The Peace and Justice Commission, consistent with its mandate to promote peace and justice, locally, nationally and internationally, recommends that the United States lift its ban on the domestic repatriation of cleared Guantanamo detainees and that following the removal of this legal impediment, that assistance be given for their safe resettlement to the United States. It is proposed that the City of Berkeley then welcome one or two detainees to live in Berkeley, with needed housing and other support offered by the Berkeley community.
The City has a longstanding policy in support of peace and justice including previously welcoming refugees from other countries who unjustly suffered imprisonment, torture, and related traumatic experiences. Consistent with that policy leadership, the Council
of the City of Berkeley is urged to take a position to support the resettlement of one or two Guantanamo detainees to Berkeley. Similar actions were adopted by the cities of Amherst and Leverette, both in Massachusetts.
City Manager Phil Kamlarz, however, is not in harmony with the cause, citing federal law prohibiting the settlement of former detainees in the U.S.
If you want to know before most people how it all comes out, watch the City Council action live on the web, starting at 7 p.m.
KQED News intern Kyung Jin Lee spoke today with Rita Maran, a member of the Berkeley Peace and Justice Commission, who introduced the resolution:
This issue, of course, has provided amble fodder for Berkeley-bashers, who no doubt imagine Osama Bin Laden getting his own table at Chez Panisse. Here’s a snippet from an American Thinker blog post called “Plant a Tree and Hug a Terrorist:”
…in response to the recommendation of the Peace and Justice Commission, the Berkeley City Council plans to vote on a motion to share a cup of sugar with a terrorist. According to Peace and Justice Commissioner Rita Maran, the proposal is a way to welcome to the community “the kind of people you’d like to have living next door to you or dating your cousin.”
Receiving “new neighbors” from Guantanamo Bay could make the home to heiress/bank robber Patty Hearst, the late LSD guru Dr. Timothy Leary, and deceased Communist-poet Allen Ginsberg even more notorious than before.
Chronicle columnist Debra Saunders has a marginally less loathing take on the matter:
The Berkeley City Council remains in the easy seat where talk is cheap. Or as UC Berkeley law professor and former Bush White House attorney John Yoo noted, “It’s the perfect combination of futility and stupidity. It is futile, because what happens to Gitmo detainees is up to the federal government. It is stupid because only Berkeley would want to be a magnet for resettlement of Gitmo detainees.”
Pity the poor Peace and Justice crowd. Gone is the cheap thrill of pretending that all of America’s problems would go away if only George W. Bush weren’t in the White House. So in a new act of fiction, Berzerkeley plays make-believe by pretending that two Gitmo detainees should be dating your cousin.
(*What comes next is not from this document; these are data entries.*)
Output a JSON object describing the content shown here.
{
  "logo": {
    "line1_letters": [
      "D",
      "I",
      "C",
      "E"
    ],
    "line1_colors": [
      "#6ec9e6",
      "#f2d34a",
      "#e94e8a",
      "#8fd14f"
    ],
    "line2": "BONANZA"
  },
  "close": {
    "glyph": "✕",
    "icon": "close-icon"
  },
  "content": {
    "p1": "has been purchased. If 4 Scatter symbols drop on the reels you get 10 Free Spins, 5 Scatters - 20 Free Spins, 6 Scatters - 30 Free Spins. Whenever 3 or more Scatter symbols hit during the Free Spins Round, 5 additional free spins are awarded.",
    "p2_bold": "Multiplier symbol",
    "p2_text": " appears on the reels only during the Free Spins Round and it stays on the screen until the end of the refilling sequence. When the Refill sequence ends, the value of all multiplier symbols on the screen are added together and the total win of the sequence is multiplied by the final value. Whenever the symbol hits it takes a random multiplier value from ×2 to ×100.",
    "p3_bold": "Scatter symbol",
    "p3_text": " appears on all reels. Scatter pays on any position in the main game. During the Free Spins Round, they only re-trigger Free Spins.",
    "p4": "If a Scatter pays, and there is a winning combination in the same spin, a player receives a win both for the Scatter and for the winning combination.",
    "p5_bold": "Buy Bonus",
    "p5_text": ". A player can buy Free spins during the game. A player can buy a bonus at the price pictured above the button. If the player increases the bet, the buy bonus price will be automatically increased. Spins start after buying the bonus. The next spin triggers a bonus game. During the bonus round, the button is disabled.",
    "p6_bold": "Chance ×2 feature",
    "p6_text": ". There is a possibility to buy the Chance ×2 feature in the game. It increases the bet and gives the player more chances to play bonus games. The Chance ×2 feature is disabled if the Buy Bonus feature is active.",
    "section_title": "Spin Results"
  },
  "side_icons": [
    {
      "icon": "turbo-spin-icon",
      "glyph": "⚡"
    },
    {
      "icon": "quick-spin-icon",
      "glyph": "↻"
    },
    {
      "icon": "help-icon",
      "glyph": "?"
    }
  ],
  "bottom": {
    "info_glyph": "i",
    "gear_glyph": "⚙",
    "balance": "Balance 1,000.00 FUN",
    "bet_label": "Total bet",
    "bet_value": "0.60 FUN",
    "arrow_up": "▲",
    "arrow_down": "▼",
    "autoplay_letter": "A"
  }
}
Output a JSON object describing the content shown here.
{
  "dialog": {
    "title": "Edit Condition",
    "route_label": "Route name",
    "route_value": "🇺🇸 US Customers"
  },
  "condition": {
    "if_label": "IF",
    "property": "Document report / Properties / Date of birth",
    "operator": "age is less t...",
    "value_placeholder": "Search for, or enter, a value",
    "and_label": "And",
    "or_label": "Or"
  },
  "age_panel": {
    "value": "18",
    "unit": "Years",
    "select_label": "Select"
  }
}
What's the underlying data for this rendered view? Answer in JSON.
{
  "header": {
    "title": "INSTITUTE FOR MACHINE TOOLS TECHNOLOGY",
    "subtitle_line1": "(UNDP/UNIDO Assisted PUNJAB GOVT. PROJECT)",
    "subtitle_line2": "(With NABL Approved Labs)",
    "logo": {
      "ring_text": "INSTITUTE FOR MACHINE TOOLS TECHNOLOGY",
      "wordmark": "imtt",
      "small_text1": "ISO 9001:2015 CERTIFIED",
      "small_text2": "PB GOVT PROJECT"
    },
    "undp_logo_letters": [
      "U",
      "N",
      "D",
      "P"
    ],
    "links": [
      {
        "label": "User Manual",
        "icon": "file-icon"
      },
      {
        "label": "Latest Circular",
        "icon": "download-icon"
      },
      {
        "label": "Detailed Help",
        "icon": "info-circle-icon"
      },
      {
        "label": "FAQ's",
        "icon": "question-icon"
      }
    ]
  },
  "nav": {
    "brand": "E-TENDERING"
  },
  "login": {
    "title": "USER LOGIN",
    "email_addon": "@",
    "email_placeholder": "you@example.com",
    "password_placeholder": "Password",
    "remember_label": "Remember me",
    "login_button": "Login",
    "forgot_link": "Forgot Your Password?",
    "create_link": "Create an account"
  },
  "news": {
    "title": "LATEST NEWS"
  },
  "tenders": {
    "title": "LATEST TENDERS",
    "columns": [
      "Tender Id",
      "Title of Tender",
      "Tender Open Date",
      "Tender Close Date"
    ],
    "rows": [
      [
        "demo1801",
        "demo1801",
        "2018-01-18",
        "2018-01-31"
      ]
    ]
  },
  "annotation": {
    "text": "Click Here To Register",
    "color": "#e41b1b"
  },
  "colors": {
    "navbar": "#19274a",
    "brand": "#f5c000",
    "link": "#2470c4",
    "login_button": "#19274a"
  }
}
(For a refutation of the case Saunders makes against two detainees cited by Berkeley as possible settlement candidates, check out this Firedoglake post.)
Just recently the city also took another p.r. pounding, on the now-delayed vote to honor Wikileaks’ whistleblower Bradley Manning. And it’s true — what some may consider to be misguided dogooderism does make a tempting target.
But don’t you think there’s something appealing about a place that always tries to do the right thing, even if it doesn’t always get it right?